Send every record back word for word.

DATA FOR PROCESSING:
········

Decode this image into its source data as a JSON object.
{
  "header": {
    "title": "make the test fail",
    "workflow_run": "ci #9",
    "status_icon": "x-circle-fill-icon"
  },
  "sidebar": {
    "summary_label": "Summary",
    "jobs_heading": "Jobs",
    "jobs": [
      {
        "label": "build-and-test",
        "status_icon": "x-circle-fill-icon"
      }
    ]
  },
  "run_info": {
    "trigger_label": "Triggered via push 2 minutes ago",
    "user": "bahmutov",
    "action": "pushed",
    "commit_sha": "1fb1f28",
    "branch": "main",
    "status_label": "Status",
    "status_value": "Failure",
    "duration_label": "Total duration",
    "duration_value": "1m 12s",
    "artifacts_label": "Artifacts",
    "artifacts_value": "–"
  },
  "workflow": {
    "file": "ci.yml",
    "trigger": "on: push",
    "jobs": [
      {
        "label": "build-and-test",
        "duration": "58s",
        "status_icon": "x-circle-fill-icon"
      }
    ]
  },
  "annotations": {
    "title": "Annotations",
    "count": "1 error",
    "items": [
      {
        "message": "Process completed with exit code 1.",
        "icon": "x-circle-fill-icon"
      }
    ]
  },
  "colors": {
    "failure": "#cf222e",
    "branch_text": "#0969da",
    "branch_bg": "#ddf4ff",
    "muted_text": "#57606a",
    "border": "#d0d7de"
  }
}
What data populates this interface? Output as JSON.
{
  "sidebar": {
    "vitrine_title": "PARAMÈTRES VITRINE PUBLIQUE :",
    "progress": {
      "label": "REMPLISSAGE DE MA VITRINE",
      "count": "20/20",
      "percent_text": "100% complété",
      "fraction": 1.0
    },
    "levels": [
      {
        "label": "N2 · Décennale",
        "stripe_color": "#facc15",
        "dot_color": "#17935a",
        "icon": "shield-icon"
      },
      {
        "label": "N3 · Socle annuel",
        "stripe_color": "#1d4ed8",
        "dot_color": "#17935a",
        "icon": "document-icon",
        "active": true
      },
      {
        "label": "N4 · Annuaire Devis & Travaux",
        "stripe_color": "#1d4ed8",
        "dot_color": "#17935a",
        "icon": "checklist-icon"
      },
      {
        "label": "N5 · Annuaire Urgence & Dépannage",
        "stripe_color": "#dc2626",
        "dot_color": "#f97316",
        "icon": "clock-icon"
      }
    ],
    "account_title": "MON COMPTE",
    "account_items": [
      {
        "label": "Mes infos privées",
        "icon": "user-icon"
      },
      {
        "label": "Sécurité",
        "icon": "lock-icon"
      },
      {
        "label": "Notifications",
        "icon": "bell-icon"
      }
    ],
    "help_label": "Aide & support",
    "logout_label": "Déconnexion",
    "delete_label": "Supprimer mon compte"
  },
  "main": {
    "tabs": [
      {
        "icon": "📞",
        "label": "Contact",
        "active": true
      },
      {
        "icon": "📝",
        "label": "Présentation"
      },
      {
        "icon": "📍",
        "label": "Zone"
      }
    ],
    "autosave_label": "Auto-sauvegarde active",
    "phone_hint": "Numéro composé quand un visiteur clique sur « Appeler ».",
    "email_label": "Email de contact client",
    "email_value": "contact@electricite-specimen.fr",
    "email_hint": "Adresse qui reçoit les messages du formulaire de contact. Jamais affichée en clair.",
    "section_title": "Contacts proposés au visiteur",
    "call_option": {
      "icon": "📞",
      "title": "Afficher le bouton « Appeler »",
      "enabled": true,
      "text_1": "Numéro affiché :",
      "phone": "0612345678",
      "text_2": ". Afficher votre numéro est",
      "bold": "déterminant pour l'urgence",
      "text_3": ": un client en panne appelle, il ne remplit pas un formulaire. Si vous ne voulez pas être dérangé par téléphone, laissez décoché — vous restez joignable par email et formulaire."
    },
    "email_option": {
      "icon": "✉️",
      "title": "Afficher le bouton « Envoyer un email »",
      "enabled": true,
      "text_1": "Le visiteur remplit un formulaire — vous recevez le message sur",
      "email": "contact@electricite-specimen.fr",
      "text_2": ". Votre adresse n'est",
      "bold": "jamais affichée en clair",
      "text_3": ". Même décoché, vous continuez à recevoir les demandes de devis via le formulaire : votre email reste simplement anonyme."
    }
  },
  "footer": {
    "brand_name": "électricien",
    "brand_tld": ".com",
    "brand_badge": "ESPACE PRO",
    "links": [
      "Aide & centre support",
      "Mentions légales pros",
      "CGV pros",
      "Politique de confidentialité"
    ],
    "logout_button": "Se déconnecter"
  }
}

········

RESPONSE TO THE EXERCISE:
Decode this image into its source data as a JSON object.
{
  "header": {
    "title": "make the test fail",
    "workflow_run": "ci #9",
    "status_icon": "x-circle-fill-icon"
  },
  "sidebar": {
    "summary_label": "Summary",
    "jobs_heading": "Jobs",
    "jobs": [
      {
        "label": "build-and-test",
        "status_icon": "x-circle-fill-icon"
      }
    ]
  },
  "run_info": {
    "trigger_label": "Triggered via push 2 minutes ago",
    "user": "bahmutov",
    "action": "pushed",
    "commit_sha": "1fb1f28",
    "branch": "main",
    "status_label": "Status",
    "status_value": "Failure",
    "duration_label": "Total duration",
    "duration_value": "1m 12s",
    "artifacts_label": "Artifacts",
    "artifacts_value": "–"
  },
  "workflow": {
    "file": "ci.yml",
    "trigger": "on: push",
    "jobs": [
      {
        "label": "build-and-test",
        "duration": "58s",
        "status_icon": "x-circle-fill-icon"
      }
    ]
  },
  "annotations": {
    "title": "Annotations",
    "count": "1 error",
    "items": [
      {
        "message": "Process completed with exit code 1.",
        "icon": "x-circle-fill-icon"
      }
    ]
  },
  "colors": {
    "failure": "#cf222e",
    "branch_text": "#0969da",
    "branch_bg": "#ddf4ff",
    "muted_text": "#57606a",
    "border": "#d0d7de"
  }
}
What data populates this interface? Output as JSON.
{
  "sidebar": {
    "vitrine_title": "PARAMÈTRES VITRINE PUBLIQUE :",
    "progress": {
      "label": "REMPLISSAGE DE MA VITRINE",
      "count": "20/20",
      "percent_text": "100% complété",
      "fraction": 1.0
    },
    "levels": [
      {
        "label": "N2 · Décennale",
        "stripe_color": "#facc15",
        "dot_color": "#17935a",
        "icon": "shield-icon"
      },
      {
        "label": "N3 · Socle annuel",
        "stripe_color": "#1d4ed8",
        "dot_color": "#17935a",
        "icon": "document-icon",
        "active": true
      },
      {
        "label": "N4 · Annuaire Devis & Travaux",
        "stripe_color": "#1d4ed8",
        "dot_color": "#17935a",
        "icon": "checklist-icon"
      },
      {
        "label": "N5 · Annuaire Urgence & Dépannage",
        "stripe_color": "#dc2626",
        "dot_color": "#f97316",
        "icon": "clock-icon"
      }
    ],
    "account_title": "MON COMPTE",
    "account_items": [
      {
        "label": "Mes infos privées",
        "icon": "user-icon"
      },
      {
        "label": "Sécurité",
        "icon": "lock-icon"
      },
      {
        "label": "Notifications",
        "icon": "bell-icon"
      }
    ],
    "help_label": "Aide & support",
    "logout_label": "Déconnexion",
    "delete_label": "Supprimer mon compte"
  },
  "main": {
    "tabs": [
      {
        "icon": "📞",
        "label": "Contact",
        "active": true
      },
      {
        "icon": "📝",
        "label": "Présentation"
      },
      {
        "icon": "📍",
        "label": "Zone"
      }
    ],
    "autosave_label": "Auto-sauvegarde active",
    "phone_hint": "Numéro composé quand un visiteur clique sur « Appeler ».",
    "email_label": "Email de contact client",
    "email_value": "contact@electricite-specimen.fr",
    "email_hint": "Adresse qui reçoit les messages du formulaire de contact. Jamais affichée en clair.",
    "section_title": "Contacts proposés au visiteur",
    "call_option": {
      "icon": "📞",
      "title": "Afficher le bouton « Appeler »",
      "enabled": true,
      "text_1": "Numéro affiché :",
      "phone": "0612345678",
      "text_2": ". Afficher votre numéro est",
      "bold": "déterminant pour l'urgence",
      "text_3": ": un client en panne appelle, il ne remplit pas un formulaire. Si vous ne voulez pas être dérangé par téléphone, laissez décoché — vous restez joignable par email et formulaire."
    },
    "email_option": {
      "icon": "✉️",
      "title": "Afficher le bouton « Envoyer un email »",
      "enabled": true,
      "text_1": "Le visiteur remplit un formulaire — vous recevez le message sur",
      "email": "contact@electricite-specimen.fr",
      "text_2": ". Votre adresse n'est",
      "bold": "jamais affichée en clair",
      "text_3": ". Même décoché, vous continuez à recevoir les demandes de devis via le formulaire : votre email reste simplement anonyme."
    }
  },
  "footer": {
    "brand_name": "électricien",
    "brand_tld": ".com",
    "brand_badge": "ESPACE PRO",
    "links": [
      "Aide & centre support",
      "Mentions légales pros",
      "CGV pros",
      "Politique de confidentialité"
    ],
    "logout_button": "Se déconnecter"
  }
}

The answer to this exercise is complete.